I offer an approach I call "practical theory application." Playing songs and having fun with it comes first. The understanding of what you've learned as it relates to theory comes second.
I began teaching lessons over 10 years ago in my home studio, and at Mollet Music in Yankton South Dakota for three years. I was the director at The Rock and Roll Academy in Sioux Falls South Dakota for 2 years, and the lesson coordinator at Schmitt Music in Omaha. I'm currently doing instrument repair, and teaching lessons in Omaha.
I was a student and volunteer at a Rock and Roll Academy at a time when TC was an employee. He was by far the best person for the job that we saw there. He was able to share his talents with all of the kids from ages 6-18 in the program, and was able to give excellent 1-on-1 lessons, as well as guiding student bands to success. I would Recommend TC for any job that involves teaching. He’s a great leader, and inspired me personally as a musician. He was very professional, but also was a great friend to anybody there.
The first thing I like to know about a student is what they want to play. When I have an idea of the kind of music they like, and want to learn I build a cirruculum from there. If the student has no previous experience we always begin with proper technique building, and basic chords to get them started. If a student does have previous experience we build on that experience, and make sure that the student understands the theory behind what they are playing up until that point.

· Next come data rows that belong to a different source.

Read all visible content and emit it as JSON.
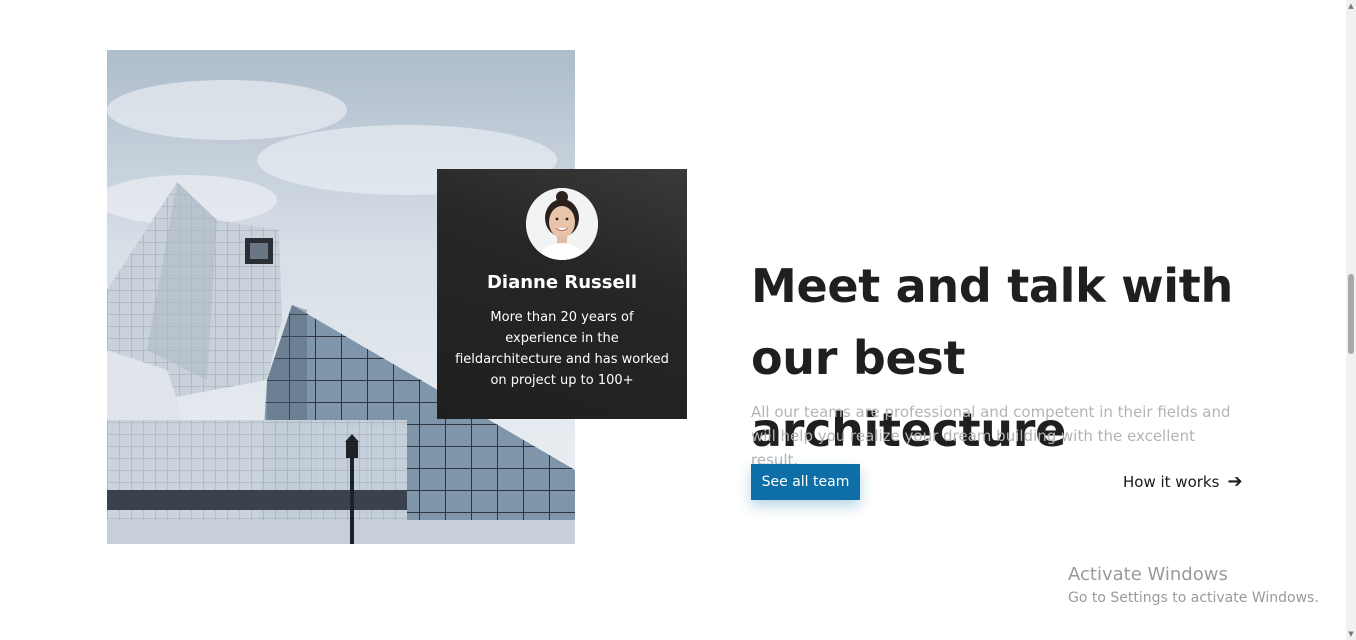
{
  "profile_card": {
    "name": "Dianne Russell",
    "bio": "More than 20 years of experience in the fieldarchitecture and has worked on project up to 100+"
  },
  "hero": {
    "headline": "Meet and talk with our best architecture",
    "description": "All our teams are professional and competent in their fields and will help you realize your dream building with the excellent result.",
    "primary_button": "See all team",
    "secondary_link": "How it works",
    "secondary_link_icon": "arrow-right-icon"
  },
  "windows_watermark": {
    "title": "Activate Windows",
    "subtitle": "Go to Settings to activate Windows."
  },
  "colors": {
    "accent": "#0e6fa8",
    "headline": "#1f1f1f",
    "muted_text": "#b4b4b4",
    "card_background": "#262626"
  }
}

I began working with students soon after I finished high school. My teacher studied at UNT College of Music, and I followed his advice; "if all you want to do is gig don't put yourself in debt with school." I followed his advice, and used numerous recourses to learn about my instrument, and later about teaching my instrument. Eventually I had learned enough to take a job instructing music teachers on how to teach.